BlackRock began in 1988 with eight people in a single room who believed they could build a better asset management firm. They shared a determination to put client needs and interests first and a dedication to clear thinking and fact-based, data-driven investing, as well as a passion for understanding and managing risk.
Founded under the umbrella of The Blackstone Group, the firm initially focused primarily on fixed-income. By listening to clients and understanding their unmet needs, the firm was able to develop important early innovations related to closed-end funds, trusts, defined contribution plans and more. One of these was the Blackstone Term Trust, which raised $1 billion and set the business on a path of steady growth and success. Development also began on Aladdin®, the unified investment platform that combines trading, risk management, and client reporting. Aladdin’s capacity for insight would distinguish BlackRock as an investment and risk manager and become the basis for the BlackRock Solutions business.
In 1992, the firm adopted the name BlackRock. By the end of that year, BlackRock had $17 billion in assets under management; at the end of 1994, the figure was $53 billion.
Aladdin is BlackRock's central nervous system. The platform powers the collective intelligence of our people around the globe—helping us see clearer, work smarter, and make better decisions.
Now established as BlackRock, in 1995 the firm became a subsidiary of the bank holding company, PNC Financial, and soon began managing open-end mutual funds, including equity funds. The association with PNC gave BlackRock access to PNC’s large distribution network and opportunities for diversification through alliances and mergers with PNC affiliates specializing in equity and other investments.

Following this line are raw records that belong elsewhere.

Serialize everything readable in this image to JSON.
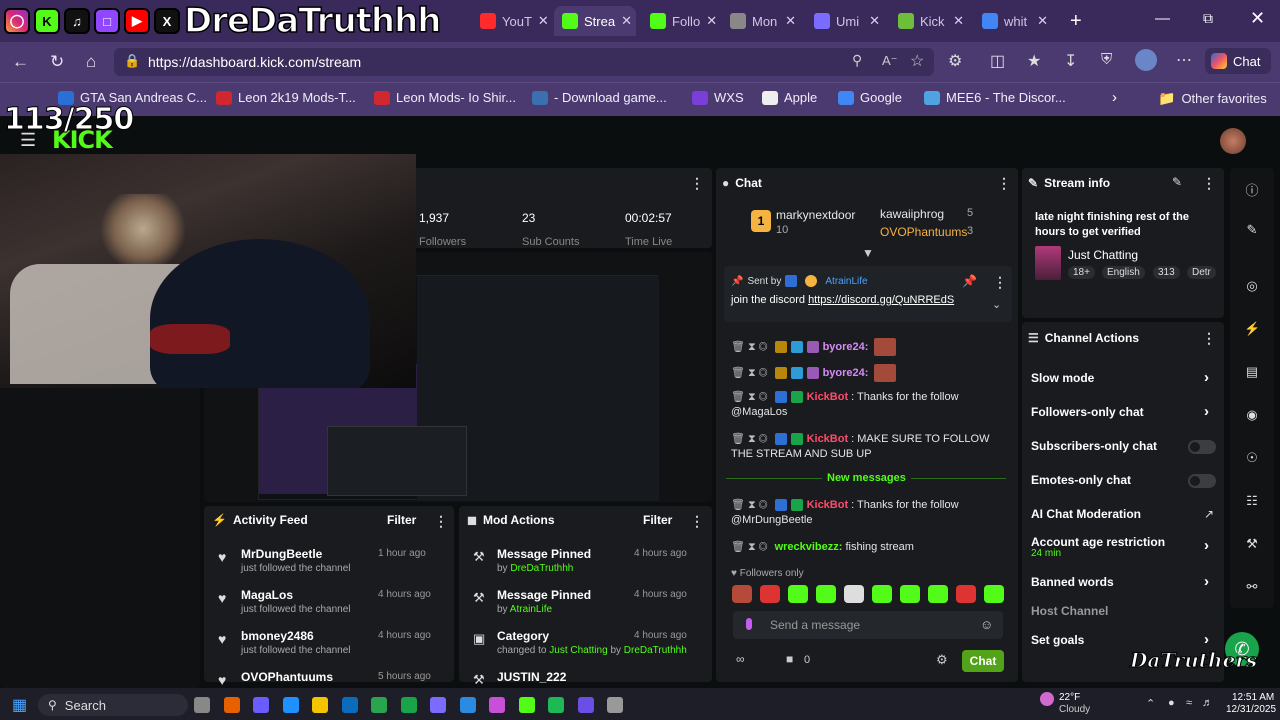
{
  "overlay": {
    "channel_name": "DreDaTruthhh",
    "goal_counter": "113/250",
    "social_icons": [
      "instagram-icon",
      "kick-icon",
      "tiktok-icon",
      "twitch-icon",
      "youtube-icon",
      "x-icon"
    ],
    "watermark": "DaTruthers"
  },
  "browser": {
    "tabs": [
      {
        "label": "YouT",
        "active": false,
        "color": "#ff2b2b"
      },
      {
        "label": "Strea",
        "active": true,
        "color": "#53fc18"
      },
      {
        "label": "Follo",
        "active": false,
        "color": "#53fc18"
      },
      {
        "label": "Mon",
        "active": false,
        "color": "#888888"
      },
      {
        "label": "Umi",
        "active": false,
        "color": "#7a6cff"
      },
      {
        "label": "Kick",
        "active": false,
        "color": "#6fbe3a"
      },
      {
        "label": "whit",
        "active": false,
        "color": "#4285f4"
      }
    ],
    "new_tab": "+",
    "url": "https://dashboard.kick.com/stream",
    "copilot_label": "Chat",
    "bookmarks": [
      {
        "label": "GTA San Andreas C...",
        "color": "#2a6fd6"
      },
      {
        "label": "Leon 2k19 Mods-T...",
        "color": "#d0282e"
      },
      {
        "label": "Leon Mods- Io Shir...",
        "color": "#d0282e"
      },
      {
        "label": "- Download game...",
        "color": "#3a6fb0"
      },
      {
        "label": "WXS",
        "color": "#7a3fd8"
      },
      {
        "label": "Apple",
        "color": "#eeeeee"
      },
      {
        "label": "Google",
        "color": "#4285f4"
      },
      {
        "label": "MEE6 - The Discor...",
        "color": "#4fa3e0"
      }
    ],
    "other_favorites": "Other favorites"
  },
  "dashboard": {
    "logo": "KICK",
    "stats": [
      {
        "value": "1,937",
        "label": "Followers"
      },
      {
        "value": "23",
        "label": "Sub Counts"
      },
      {
        "value": "00:02:57",
        "label": "Time Live"
      }
    ],
    "chat": {
      "title": "Chat",
      "leaderboard": [
        {
          "rank": "1",
          "name": "markynextdoor",
          "count": "10"
        },
        {
          "name": "kawaiiphrog",
          "count": "5"
        },
        {
          "name": "OVOPhantuums",
          "count": "3"
        }
      ],
      "pinned": {
        "sent_by_label": "Sent by",
        "sender": "AtrainLife",
        "text": "join the discord",
        "link": "https://discord.gg/QuNRREdS"
      },
      "messages": [
        {
          "user": "byore24:",
          "text": ""
        },
        {
          "user": "byore24:",
          "text": ""
        },
        {
          "user": "KickBot",
          "text": ": Thanks for the follow @MagaLos"
        },
        {
          "user": "KickBot",
          "text": ": MAKE SURE TO FOLLOW THE STREAM AND SUB UP"
        },
        {
          "user": "KickBot",
          "text": ": Thanks for the follow @MrDungBeetle"
        },
        {
          "user": "wreckvibezz:",
          "text": "fishing stream"
        }
      ],
      "new_messages": "New messages",
      "followers_only": "Followers only",
      "input_placeholder": "Send a message",
      "send_label": "Chat",
      "viewer_count": "0"
    },
    "stream_info": {
      "title": "Stream info",
      "stream_title": "late night finishing rest of the hours to get verified",
      "category": "Just Chatting",
      "tags": [
        "18+",
        "English",
        "313",
        "Detr"
      ]
    },
    "channel_actions": {
      "title": "Channel Actions",
      "items": [
        {
          "label": "Slow mode",
          "control": "chevron"
        },
        {
          "label": "Followers-only chat",
          "control": "chevron"
        },
        {
          "label": "Subscribers-only chat",
          "control": "toggle"
        },
        {
          "label": "Emotes-only chat",
          "control": "toggle"
        },
        {
          "label": "AI Chat Moderation",
          "control": "external"
        },
        {
          "label": "Account age restriction",
          "sub": "24 min",
          "control": "chevron"
        },
        {
          "label": "Banned words",
          "control": "chevron"
        },
        {
          "label": "Host Channel",
          "control": "none"
        },
        {
          "label": "Set goals",
          "control": "chevron"
        }
      ]
    },
    "activity_feed": {
      "title": "Activity Feed",
      "filter": "Filter",
      "items": [
        {
          "name": "MrDungBeetle",
          "sub": "just followed the channel",
          "time": "1 hour ago"
        },
        {
          "name": "MagaLos",
          "sub": "just followed the channel",
          "time": "4 hours ago"
        },
        {
          "name": "bmoney2486",
          "sub": "just followed the channel",
          "time": "4 hours ago"
        },
        {
          "name": "OVOPhantuums",
          "sub": "",
          "time": "5 hours ago"
        }
      ]
    },
    "mod_actions": {
      "title": "Mod Actions",
      "filter": "Filter",
      "items": [
        {
          "action": "Message Pinned",
          "by_label": "by",
          "by": "DreDaTruthhh",
          "time": "4 hours ago"
        },
        {
          "action": "Message Pinned",
          "by_label": "by",
          "by": "AtrainLife",
          "time": "4 hours ago"
        },
        {
          "action": "Category",
          "detail": "changed to",
          "target": "Just Chatting",
          "by_label": "by",
          "by": "DreDaTruthhh",
          "time": "4 hours ago"
        },
        {
          "action": "JUSTIN_222",
          "time": ""
        }
      ]
    }
  },
  "taskbar": {
    "search": "Search",
    "weather_temp": "22°F",
    "weather_desc": "Cloudy",
    "time": "12:51 AM",
    "date": "12/31/2025"
  }
}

As it diversified, the firm developed the concept of One BlackRock, which would become a core principle. Where many companies were structured with autonomous business units, BlackRock insisted instead on a coordinated platform. Managing fixed-income, equity and other businesses together, BlackRock put in place a client-centric business model in which the entire firm’s resources and products can be leveraged for the benefit of clients.
In 1999, BlackRock went public with broad employee ownership. By the end of that year, the firm had $165 billion in assets under management and that figure would grow to $342 billion by the end of 2004.
BlackRock is listed on the New York Stock Exchange, 1999.
By 2005 BlackRock had strong fixed-income, equity and advisory businesses. The firm now undertook a series of transformational mergers that added core investment competencies. Beginning with the acquisition of Merrill Lynch Investment Managers early in 2006, these mergers strengthened BlackRock's products and services mix with more offerings in equity, multi-asset products and alternatives, and they greatly expanded the firm's scale and global reach. The biggest of the mergers took place in 2009, when BlackRock acquired Barclays Global Investors, giving the firm additional active, index and exchange traded fund capabilities through iShares.
In this period, BlackRock pioneered multi-asset solutions. The firm became the market leader by bringing together teams that provided a range of client offerings into one unit, combining asset allocation and a host of product solutions that spanned asset classes.
Leveraging earlier work, including BlackRock Solutions, BlackRock began providing impartial advice through Financial Markets Advisory (FMA). The FMA team helps governments, financial institutions and other public and private capital markets participants around the world understand their investments and risk.
Today, BlackRock is the leading global asset manager, serving many of the world's largest companies, pension funds, foundations, and public institutions as well as millions of people from all walks of life.
All figures as of 12/31/15